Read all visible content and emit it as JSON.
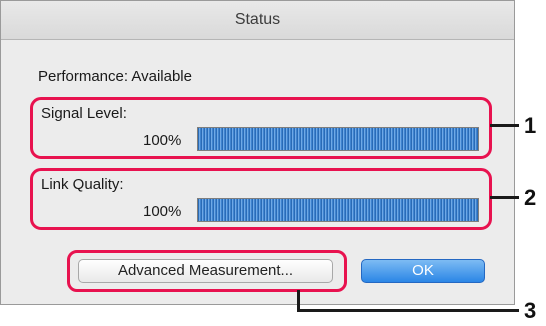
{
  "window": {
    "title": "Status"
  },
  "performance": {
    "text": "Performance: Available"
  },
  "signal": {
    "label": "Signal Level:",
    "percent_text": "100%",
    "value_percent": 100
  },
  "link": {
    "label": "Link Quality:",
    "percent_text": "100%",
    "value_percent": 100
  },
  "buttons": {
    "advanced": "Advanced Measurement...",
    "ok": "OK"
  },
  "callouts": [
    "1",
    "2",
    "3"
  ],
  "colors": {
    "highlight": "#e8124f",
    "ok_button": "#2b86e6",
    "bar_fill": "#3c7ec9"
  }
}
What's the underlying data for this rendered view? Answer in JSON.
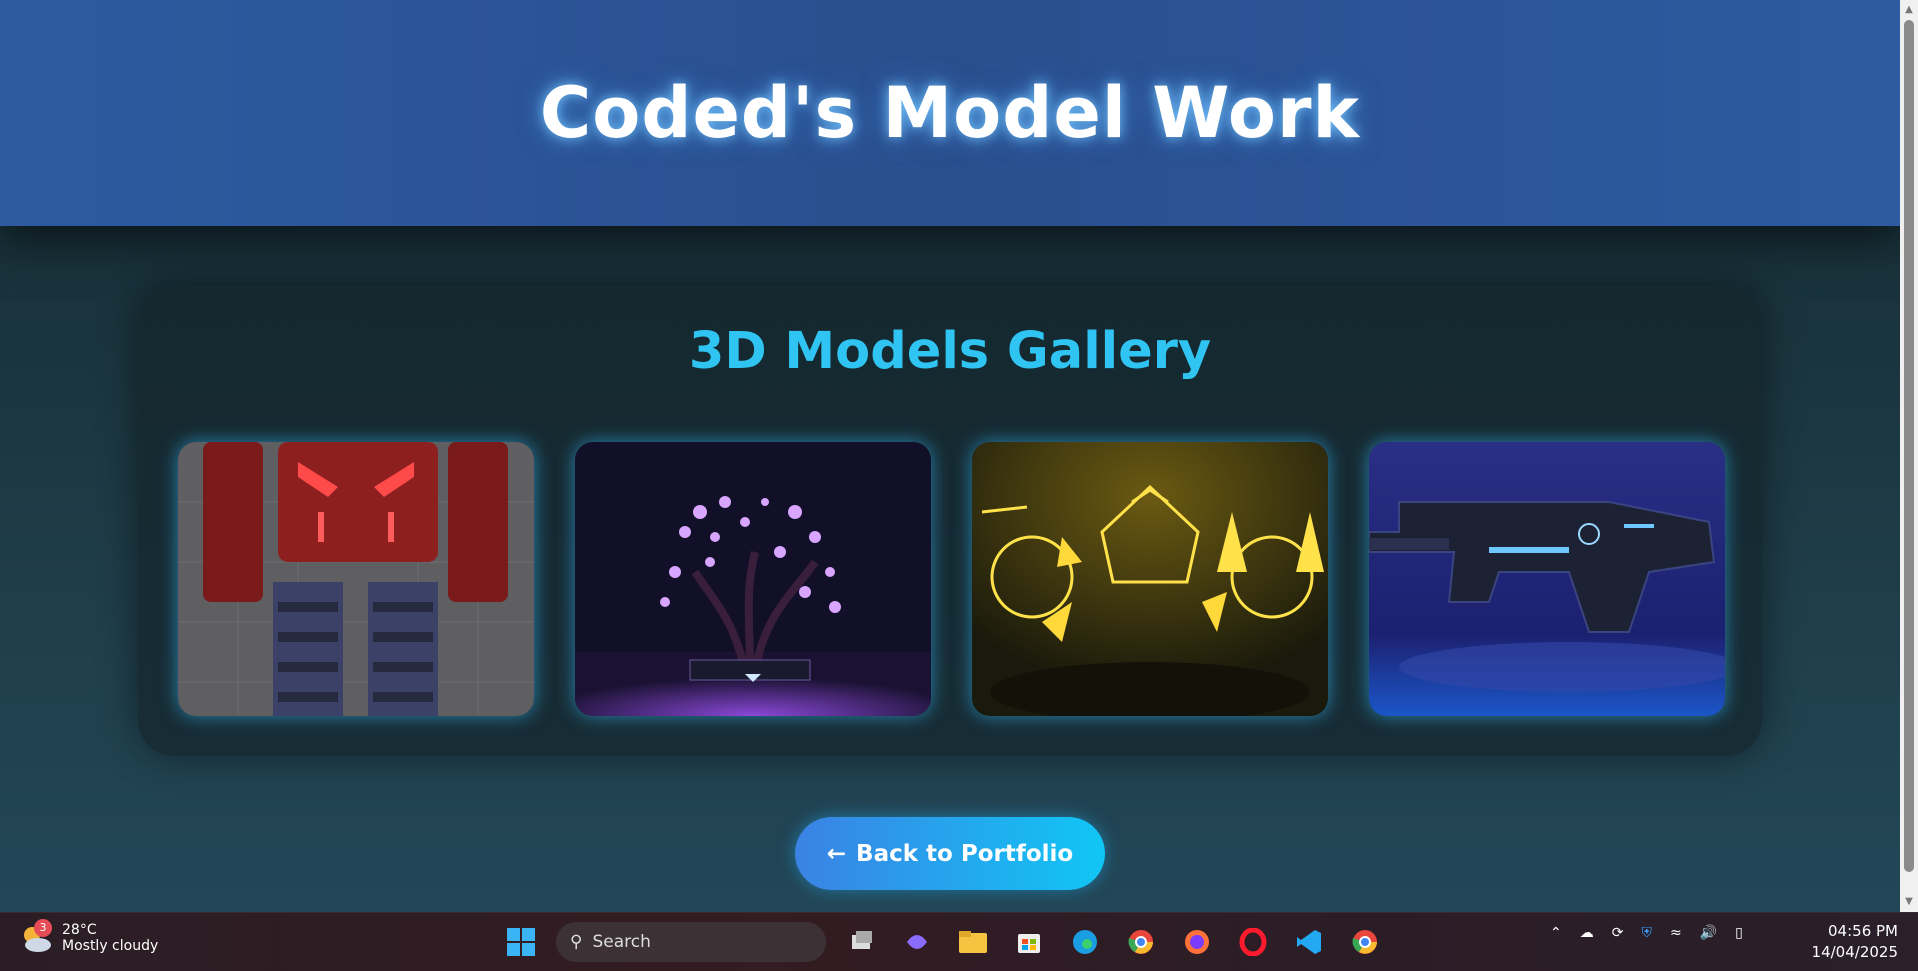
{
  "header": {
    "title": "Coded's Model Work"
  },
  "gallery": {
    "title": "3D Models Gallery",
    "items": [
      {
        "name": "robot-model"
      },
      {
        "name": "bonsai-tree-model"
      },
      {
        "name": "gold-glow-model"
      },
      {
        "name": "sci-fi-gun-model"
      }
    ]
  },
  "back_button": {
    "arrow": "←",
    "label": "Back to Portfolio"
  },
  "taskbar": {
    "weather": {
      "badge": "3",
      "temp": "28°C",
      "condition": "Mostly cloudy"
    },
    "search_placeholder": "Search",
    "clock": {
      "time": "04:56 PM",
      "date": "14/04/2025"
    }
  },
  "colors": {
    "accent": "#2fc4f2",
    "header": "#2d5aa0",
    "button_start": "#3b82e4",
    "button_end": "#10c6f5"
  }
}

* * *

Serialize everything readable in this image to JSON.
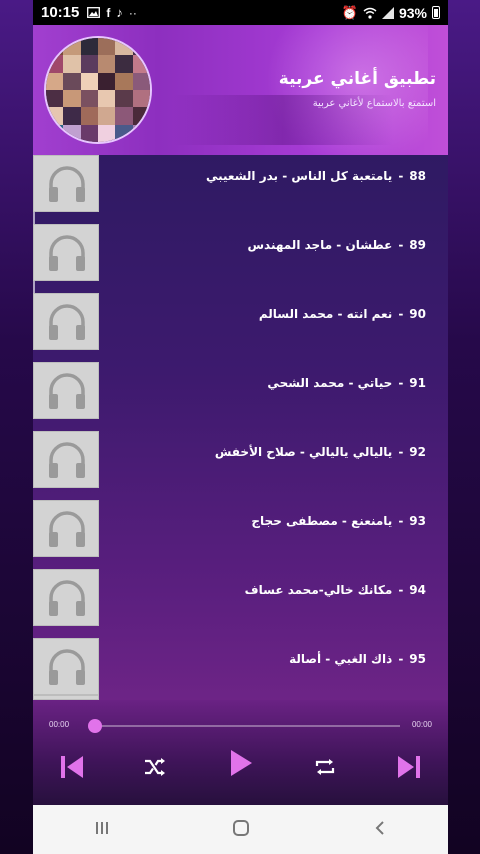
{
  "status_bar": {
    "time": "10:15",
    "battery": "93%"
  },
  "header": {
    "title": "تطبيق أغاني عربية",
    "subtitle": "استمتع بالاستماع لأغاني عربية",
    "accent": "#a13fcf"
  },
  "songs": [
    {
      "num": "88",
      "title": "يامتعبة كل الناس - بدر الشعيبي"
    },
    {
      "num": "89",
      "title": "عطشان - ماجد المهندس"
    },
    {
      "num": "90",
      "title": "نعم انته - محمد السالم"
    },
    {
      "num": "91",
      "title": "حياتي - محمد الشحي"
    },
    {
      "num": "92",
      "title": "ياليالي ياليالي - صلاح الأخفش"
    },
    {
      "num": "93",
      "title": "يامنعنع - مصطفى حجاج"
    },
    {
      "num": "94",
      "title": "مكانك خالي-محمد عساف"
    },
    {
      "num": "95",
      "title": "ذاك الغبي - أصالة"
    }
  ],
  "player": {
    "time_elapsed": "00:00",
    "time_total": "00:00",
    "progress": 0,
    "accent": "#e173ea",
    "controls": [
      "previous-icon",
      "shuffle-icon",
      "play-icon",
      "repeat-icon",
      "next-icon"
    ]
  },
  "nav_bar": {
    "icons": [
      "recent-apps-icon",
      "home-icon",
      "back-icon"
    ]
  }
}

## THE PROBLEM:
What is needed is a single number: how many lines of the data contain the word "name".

## ANSWER FOR THIS EXERCISE:
4